* EXERCISE REQUIREMENTS *
Copy out each line from the material where the word "startTime" is found.

* EXTRACTED INFORMATION *
------------

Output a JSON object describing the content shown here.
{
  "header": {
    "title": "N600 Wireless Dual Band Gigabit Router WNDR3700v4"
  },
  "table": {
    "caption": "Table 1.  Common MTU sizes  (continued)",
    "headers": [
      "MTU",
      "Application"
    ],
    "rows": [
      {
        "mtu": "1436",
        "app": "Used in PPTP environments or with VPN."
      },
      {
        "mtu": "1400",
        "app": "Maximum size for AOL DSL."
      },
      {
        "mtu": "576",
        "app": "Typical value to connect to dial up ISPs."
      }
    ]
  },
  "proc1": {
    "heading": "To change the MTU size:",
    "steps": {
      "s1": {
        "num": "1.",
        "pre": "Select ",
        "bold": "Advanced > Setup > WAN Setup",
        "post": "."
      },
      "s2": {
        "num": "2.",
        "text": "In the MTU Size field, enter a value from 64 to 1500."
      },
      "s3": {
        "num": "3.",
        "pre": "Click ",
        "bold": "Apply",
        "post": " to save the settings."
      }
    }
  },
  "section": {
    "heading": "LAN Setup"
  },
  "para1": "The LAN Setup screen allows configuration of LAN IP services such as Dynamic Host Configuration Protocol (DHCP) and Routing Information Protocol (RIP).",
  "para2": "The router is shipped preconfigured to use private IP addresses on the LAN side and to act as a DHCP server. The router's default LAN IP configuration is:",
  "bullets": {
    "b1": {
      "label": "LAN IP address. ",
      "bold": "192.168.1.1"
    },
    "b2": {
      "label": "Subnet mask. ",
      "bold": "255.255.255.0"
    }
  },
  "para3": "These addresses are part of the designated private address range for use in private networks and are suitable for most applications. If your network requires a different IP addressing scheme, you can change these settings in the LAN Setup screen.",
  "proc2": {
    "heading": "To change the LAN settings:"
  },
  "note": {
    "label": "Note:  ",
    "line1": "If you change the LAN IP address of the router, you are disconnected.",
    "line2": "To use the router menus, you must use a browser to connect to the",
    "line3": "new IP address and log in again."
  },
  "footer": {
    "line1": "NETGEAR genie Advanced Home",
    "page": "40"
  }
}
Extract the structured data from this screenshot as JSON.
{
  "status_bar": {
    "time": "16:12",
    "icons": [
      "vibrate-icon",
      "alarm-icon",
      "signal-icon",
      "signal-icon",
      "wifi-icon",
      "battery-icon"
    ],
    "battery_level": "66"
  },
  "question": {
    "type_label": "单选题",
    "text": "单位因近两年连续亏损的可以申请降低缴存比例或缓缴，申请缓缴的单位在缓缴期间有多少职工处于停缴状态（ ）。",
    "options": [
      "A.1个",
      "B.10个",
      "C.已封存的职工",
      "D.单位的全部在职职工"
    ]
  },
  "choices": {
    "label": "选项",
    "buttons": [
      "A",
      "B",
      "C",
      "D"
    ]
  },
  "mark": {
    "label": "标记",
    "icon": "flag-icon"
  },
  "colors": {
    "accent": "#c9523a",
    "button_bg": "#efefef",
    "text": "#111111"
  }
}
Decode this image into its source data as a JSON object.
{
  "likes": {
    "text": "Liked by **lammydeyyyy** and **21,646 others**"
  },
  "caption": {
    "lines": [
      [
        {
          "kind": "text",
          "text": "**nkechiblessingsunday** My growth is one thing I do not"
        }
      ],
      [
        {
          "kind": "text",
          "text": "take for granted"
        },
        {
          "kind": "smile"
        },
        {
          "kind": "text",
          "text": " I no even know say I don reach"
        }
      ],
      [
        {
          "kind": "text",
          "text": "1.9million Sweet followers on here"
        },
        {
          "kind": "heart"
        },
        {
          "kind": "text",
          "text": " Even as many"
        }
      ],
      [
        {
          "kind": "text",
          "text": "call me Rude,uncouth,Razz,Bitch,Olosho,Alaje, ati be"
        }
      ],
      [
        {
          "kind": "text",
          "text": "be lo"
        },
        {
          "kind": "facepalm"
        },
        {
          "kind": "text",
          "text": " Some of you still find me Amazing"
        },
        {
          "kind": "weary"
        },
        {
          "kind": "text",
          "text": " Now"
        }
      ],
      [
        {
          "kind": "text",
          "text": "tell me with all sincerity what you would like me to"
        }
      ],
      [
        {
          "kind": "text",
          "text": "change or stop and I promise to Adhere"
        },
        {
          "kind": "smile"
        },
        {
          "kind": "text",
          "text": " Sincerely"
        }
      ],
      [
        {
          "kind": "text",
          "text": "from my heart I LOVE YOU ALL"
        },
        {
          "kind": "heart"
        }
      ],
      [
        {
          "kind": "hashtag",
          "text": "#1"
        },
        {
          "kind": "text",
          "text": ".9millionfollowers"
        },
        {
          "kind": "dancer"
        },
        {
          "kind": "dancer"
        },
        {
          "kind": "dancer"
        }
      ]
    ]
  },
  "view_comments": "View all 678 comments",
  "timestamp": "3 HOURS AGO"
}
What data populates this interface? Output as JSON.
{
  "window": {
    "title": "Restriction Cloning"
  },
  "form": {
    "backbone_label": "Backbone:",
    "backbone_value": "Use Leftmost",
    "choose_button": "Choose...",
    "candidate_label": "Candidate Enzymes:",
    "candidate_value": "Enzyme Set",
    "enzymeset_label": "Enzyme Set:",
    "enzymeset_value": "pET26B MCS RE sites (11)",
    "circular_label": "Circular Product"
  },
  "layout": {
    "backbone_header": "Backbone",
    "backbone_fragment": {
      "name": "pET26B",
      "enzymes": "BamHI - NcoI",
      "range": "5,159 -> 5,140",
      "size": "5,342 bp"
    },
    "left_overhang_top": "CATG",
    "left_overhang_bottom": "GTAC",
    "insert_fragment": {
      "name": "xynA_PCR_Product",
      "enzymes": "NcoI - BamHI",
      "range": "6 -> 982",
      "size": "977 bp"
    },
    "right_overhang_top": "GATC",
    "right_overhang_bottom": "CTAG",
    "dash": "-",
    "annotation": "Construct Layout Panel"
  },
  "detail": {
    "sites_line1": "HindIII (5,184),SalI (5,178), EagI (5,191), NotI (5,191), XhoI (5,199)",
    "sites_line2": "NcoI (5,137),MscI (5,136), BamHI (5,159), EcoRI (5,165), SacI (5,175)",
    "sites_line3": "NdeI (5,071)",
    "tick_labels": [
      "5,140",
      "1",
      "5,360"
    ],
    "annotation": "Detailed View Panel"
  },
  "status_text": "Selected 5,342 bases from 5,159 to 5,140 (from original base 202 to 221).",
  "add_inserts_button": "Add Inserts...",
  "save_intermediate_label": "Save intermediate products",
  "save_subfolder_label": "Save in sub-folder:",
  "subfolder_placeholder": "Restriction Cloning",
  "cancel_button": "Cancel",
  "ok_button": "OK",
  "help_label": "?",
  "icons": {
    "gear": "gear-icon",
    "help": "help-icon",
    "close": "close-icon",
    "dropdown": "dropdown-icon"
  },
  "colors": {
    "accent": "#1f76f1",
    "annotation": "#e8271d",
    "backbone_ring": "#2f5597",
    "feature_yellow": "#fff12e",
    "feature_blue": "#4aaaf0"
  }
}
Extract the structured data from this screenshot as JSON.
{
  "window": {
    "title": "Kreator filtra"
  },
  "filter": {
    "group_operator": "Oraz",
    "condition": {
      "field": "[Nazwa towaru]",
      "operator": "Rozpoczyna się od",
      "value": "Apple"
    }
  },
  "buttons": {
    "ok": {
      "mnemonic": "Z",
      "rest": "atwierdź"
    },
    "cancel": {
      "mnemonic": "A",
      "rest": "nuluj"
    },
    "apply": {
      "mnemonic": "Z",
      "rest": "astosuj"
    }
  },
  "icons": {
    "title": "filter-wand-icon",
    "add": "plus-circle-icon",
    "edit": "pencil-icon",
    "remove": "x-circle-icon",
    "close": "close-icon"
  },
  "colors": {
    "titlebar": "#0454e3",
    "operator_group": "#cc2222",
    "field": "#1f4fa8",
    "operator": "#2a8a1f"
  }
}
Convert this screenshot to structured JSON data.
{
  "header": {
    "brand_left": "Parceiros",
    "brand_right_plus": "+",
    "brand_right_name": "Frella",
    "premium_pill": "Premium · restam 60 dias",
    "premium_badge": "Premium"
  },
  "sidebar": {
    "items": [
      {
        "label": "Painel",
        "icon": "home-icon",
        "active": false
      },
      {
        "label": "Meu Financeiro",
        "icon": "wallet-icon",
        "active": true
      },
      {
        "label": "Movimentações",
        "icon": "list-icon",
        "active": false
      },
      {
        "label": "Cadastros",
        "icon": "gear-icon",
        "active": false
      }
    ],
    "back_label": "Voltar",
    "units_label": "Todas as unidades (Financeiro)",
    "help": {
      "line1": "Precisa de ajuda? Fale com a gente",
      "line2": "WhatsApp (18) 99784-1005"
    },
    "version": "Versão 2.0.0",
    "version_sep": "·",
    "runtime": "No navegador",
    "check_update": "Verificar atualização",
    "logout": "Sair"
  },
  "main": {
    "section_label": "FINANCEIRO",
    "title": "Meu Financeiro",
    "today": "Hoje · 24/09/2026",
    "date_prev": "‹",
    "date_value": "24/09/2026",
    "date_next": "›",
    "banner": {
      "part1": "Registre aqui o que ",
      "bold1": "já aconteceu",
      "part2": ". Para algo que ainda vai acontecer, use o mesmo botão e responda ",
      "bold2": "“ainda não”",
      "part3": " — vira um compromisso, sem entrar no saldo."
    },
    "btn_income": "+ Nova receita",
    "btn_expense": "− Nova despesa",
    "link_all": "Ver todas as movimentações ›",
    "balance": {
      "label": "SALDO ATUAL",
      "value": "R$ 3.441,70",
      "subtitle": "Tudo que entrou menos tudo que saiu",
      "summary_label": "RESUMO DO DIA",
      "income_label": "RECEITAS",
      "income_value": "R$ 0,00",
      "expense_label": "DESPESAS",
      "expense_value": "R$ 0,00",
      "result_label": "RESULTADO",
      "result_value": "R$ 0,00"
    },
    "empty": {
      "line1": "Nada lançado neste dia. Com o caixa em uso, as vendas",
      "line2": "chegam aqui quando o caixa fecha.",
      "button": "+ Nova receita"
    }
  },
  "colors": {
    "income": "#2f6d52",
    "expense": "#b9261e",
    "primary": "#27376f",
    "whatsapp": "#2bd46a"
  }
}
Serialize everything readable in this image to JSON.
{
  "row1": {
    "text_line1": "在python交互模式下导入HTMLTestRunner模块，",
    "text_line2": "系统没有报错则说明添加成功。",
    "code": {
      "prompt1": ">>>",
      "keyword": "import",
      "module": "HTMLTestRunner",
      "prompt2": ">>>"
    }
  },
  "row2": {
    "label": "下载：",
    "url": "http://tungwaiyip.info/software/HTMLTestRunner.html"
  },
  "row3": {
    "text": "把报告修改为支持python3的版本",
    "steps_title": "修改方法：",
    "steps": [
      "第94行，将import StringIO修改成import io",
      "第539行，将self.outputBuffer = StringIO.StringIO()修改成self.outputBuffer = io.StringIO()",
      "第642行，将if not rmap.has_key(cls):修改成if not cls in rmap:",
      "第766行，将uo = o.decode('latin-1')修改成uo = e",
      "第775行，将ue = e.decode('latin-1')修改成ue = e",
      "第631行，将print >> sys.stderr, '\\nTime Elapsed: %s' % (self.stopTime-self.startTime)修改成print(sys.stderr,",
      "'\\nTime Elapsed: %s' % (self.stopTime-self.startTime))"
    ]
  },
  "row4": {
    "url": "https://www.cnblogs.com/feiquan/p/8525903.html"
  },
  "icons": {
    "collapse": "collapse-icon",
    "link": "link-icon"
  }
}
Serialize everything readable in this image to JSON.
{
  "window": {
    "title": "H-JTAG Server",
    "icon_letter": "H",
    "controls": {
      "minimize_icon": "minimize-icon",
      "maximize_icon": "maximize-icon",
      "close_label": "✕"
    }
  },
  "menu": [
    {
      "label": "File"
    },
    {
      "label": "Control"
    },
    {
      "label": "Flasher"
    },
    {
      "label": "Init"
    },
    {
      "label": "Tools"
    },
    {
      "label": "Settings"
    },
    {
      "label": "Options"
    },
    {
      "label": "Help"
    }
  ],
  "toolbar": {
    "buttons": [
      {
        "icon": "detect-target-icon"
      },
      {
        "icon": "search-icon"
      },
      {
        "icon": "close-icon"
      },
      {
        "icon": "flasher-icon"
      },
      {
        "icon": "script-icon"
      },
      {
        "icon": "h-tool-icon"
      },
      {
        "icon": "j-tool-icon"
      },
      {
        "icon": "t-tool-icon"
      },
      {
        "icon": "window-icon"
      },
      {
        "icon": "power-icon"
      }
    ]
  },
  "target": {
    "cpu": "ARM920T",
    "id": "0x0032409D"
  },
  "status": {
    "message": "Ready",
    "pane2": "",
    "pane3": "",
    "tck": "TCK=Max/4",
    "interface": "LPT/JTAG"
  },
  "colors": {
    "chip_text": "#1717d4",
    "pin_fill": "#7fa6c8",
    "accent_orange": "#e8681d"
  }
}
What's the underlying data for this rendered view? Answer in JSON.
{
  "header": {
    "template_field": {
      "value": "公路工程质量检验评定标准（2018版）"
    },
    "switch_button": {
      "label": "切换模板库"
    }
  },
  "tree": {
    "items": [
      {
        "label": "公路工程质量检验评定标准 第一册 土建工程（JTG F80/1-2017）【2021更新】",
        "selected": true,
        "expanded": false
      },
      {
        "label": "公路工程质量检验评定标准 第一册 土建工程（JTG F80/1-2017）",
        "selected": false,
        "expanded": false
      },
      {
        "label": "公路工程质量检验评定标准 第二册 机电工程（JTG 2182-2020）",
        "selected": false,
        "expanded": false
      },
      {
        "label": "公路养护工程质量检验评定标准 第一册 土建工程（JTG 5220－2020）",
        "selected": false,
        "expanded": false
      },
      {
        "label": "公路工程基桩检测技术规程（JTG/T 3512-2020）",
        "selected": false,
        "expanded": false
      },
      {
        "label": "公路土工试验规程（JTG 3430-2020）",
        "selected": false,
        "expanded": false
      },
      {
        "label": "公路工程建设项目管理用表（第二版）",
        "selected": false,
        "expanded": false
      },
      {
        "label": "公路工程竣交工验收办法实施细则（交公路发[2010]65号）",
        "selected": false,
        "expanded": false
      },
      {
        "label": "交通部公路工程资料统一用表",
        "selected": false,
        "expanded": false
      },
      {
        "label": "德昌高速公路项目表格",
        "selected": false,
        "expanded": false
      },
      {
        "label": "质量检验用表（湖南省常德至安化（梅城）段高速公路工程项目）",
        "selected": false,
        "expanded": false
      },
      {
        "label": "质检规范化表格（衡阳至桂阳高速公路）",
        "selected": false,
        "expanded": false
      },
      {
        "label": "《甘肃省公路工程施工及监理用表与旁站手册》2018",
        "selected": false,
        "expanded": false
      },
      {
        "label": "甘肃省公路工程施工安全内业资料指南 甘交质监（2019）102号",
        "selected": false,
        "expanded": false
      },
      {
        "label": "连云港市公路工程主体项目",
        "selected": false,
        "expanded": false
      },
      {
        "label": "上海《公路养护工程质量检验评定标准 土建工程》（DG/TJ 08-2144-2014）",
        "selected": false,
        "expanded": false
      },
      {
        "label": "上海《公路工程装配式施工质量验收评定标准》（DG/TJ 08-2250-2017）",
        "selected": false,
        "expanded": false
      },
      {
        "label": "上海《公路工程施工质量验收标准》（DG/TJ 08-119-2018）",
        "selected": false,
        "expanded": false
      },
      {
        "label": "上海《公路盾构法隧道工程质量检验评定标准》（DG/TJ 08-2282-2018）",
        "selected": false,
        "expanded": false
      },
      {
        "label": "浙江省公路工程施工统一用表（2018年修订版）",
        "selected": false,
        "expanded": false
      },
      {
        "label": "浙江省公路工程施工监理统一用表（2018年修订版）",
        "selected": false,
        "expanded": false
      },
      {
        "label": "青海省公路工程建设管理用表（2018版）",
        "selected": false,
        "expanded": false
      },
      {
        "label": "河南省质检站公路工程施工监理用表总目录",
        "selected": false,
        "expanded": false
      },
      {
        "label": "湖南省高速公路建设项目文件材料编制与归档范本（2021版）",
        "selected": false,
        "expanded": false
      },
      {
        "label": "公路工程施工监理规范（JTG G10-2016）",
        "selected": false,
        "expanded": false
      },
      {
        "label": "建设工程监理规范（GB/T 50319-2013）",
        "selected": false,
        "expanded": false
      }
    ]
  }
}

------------

* RESULT OF THE TASK *
      "第631行，将print >> sys.stderr, '\\nTime Elapsed: %s' % (self.stopTime-self.startTime)修改成print(sys.stderr,",
      "'\\nTime Elapsed: %s' % (self.stopTime-self.startTime))"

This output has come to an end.